Dataset rows for apps and sites

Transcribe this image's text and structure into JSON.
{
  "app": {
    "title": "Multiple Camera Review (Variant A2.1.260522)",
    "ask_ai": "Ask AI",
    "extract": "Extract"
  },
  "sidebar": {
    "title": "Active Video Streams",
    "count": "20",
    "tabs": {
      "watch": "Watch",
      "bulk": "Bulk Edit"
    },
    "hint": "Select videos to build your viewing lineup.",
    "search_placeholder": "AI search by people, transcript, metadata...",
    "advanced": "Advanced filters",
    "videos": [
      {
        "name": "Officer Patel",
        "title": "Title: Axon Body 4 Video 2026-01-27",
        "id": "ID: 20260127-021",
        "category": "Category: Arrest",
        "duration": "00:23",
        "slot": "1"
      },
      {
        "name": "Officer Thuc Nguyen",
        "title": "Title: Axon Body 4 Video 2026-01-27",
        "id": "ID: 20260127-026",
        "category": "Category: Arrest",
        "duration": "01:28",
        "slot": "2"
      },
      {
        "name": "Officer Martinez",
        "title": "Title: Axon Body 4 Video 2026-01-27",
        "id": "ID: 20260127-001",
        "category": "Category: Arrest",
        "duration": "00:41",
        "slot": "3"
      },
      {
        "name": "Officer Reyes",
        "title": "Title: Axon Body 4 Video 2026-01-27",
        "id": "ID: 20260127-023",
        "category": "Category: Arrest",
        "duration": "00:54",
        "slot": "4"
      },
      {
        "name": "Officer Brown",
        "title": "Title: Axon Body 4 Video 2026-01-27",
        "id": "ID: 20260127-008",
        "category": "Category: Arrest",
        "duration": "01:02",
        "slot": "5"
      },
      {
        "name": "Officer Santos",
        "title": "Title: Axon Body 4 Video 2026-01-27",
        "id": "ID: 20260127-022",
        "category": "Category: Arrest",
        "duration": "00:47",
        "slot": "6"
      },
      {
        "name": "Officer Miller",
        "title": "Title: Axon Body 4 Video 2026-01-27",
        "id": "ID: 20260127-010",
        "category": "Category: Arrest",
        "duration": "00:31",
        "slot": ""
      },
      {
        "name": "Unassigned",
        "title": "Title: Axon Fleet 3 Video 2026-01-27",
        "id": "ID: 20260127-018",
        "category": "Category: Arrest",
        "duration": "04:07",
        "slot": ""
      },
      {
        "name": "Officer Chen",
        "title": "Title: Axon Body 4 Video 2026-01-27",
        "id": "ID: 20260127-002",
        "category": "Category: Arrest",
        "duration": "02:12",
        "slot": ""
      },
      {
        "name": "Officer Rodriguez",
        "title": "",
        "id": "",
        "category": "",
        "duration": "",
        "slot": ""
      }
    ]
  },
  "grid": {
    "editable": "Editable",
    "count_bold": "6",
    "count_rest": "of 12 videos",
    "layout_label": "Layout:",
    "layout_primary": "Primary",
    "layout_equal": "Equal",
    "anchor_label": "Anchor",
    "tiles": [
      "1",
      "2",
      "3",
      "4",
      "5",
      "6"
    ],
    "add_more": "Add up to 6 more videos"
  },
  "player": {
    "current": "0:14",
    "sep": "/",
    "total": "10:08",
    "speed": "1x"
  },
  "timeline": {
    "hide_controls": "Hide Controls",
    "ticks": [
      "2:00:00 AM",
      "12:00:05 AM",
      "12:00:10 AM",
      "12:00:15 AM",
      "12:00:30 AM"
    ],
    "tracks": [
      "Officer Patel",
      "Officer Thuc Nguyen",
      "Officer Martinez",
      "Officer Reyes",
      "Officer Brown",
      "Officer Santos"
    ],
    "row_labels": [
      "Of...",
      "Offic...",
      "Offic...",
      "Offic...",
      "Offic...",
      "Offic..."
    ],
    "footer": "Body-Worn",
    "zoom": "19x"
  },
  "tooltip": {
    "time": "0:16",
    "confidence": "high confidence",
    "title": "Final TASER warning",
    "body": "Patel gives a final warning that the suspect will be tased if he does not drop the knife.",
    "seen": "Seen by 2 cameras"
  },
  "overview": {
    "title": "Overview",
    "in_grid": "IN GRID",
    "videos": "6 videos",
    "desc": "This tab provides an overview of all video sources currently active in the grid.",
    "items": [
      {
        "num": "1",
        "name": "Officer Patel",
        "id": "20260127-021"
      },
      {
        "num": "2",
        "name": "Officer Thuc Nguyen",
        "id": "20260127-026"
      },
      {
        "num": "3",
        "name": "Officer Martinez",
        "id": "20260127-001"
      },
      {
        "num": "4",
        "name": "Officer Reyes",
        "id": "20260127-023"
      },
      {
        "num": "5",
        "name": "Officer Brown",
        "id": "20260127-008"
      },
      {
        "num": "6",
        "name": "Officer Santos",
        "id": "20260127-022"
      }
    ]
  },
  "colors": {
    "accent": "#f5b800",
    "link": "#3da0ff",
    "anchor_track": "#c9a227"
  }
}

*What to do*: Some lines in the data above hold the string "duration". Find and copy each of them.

*Response box*:
        "duration": "00:23",
        "duration": "01:28",
        "duration": "00:41",
        "duration": "00:54",
        "duration": "01:02",
        "duration": "00:47",
        "duration": "00:31",
        "duration": "04:07",
        "duration": "02:12",
        "duration": "",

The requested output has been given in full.